— Task instructions —
Read the records beneath this task and copy every line that contains the string "title".

****

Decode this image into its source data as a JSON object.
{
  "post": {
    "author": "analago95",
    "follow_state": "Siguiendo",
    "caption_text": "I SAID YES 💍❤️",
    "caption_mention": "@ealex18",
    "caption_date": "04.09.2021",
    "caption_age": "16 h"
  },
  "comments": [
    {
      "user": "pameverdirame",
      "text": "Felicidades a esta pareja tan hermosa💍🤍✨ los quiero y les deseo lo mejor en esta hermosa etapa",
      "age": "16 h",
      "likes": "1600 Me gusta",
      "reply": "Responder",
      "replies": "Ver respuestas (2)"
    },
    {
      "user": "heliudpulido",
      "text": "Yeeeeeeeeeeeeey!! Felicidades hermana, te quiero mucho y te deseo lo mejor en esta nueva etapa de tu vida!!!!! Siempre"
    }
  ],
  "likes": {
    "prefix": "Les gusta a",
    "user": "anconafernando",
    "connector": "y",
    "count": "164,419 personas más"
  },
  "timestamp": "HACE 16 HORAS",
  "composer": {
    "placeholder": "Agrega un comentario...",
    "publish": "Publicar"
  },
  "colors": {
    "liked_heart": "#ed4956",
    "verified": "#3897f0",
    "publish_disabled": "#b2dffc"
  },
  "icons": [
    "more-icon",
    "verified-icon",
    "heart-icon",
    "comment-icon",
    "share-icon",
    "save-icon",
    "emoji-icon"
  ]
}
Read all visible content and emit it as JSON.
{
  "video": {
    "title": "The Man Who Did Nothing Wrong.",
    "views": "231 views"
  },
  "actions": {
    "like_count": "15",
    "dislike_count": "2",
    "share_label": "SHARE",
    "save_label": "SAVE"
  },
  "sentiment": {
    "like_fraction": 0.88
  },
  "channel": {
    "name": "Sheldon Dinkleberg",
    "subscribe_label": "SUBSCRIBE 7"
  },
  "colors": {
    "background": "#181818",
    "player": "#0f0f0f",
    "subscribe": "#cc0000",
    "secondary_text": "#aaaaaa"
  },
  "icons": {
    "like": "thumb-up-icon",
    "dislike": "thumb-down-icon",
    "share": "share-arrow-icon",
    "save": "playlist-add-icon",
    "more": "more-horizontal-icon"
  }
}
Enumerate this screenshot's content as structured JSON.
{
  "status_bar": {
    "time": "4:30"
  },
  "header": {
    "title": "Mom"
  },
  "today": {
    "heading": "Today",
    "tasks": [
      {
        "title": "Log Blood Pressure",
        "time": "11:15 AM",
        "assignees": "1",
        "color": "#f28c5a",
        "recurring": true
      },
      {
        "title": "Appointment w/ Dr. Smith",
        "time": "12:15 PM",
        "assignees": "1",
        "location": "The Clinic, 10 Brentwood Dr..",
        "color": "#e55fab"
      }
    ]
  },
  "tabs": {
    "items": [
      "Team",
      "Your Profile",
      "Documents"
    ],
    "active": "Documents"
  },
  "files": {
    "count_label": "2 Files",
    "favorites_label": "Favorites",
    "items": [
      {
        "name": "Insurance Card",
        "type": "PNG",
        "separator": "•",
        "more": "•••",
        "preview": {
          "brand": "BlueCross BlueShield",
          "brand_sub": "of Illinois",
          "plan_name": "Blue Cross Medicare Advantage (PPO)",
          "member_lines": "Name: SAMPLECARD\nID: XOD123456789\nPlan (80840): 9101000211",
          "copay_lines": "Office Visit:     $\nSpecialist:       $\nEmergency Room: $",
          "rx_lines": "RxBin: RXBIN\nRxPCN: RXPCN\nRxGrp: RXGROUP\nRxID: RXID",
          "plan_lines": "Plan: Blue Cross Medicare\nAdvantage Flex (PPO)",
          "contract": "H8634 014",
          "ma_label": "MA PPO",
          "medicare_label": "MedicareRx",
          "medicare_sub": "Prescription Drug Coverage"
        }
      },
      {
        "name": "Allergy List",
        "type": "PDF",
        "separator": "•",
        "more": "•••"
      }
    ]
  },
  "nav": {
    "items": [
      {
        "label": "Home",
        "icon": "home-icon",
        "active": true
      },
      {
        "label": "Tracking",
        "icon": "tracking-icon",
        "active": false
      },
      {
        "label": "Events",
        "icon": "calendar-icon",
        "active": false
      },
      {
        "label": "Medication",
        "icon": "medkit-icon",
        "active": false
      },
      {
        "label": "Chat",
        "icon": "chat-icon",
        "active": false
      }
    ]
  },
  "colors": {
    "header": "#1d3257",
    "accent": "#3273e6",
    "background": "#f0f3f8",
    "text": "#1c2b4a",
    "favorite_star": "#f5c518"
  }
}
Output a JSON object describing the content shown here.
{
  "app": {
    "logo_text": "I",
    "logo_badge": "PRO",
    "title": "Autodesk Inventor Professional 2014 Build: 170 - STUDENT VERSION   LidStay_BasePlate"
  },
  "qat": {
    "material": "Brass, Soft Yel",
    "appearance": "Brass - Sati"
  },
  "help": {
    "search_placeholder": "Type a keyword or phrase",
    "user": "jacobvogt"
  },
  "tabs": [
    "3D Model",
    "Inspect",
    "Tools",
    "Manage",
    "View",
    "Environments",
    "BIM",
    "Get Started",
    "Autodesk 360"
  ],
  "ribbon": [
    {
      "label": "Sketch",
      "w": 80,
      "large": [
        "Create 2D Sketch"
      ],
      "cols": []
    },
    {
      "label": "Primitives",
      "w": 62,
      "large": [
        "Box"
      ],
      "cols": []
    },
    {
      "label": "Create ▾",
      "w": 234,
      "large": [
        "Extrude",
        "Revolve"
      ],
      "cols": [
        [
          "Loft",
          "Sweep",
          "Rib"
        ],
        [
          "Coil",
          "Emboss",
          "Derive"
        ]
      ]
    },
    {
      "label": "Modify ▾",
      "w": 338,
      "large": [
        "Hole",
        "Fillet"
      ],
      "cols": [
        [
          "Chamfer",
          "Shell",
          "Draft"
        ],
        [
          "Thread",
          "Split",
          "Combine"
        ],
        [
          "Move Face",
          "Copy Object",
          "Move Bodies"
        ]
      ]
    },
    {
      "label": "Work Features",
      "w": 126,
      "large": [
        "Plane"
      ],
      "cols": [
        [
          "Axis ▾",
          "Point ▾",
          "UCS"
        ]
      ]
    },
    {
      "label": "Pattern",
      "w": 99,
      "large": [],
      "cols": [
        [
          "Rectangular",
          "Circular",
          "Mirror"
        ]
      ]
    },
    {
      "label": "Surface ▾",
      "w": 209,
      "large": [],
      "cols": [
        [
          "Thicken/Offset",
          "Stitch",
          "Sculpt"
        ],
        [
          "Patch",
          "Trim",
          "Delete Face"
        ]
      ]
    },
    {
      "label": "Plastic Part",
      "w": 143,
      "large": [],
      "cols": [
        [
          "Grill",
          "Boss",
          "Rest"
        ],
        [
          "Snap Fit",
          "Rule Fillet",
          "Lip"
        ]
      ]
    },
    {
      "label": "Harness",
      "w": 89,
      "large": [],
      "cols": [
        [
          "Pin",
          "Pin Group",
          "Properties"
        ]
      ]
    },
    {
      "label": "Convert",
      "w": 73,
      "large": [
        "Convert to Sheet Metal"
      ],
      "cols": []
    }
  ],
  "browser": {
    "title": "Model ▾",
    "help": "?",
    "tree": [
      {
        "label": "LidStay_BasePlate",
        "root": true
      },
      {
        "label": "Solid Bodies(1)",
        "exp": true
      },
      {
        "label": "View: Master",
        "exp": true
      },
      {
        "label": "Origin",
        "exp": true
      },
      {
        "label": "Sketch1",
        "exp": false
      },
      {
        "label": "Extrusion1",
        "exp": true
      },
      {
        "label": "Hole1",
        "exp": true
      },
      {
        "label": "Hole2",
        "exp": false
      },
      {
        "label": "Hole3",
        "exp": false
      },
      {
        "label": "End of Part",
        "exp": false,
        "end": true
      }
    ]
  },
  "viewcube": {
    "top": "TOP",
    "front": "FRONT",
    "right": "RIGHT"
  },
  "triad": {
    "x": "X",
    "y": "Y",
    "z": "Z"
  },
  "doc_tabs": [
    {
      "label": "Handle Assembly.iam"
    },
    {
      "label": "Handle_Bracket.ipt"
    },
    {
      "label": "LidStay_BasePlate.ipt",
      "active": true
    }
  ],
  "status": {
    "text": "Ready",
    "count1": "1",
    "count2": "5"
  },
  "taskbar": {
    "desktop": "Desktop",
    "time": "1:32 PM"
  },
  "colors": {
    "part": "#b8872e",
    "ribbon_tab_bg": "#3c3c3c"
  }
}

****

— Expected answer —
    "title": "The Man Who Did Nothing Wrong.",
    "title": "Mom"
        "title": "Log Blood Pressure",
        "title": "Appointment w/ Dr. Smith",
    "title": "Autodesk Inventor Professional 2014 Build: 170 - STUDENT VERSION   LidStay_BasePlate"
    "title": "Model ▾",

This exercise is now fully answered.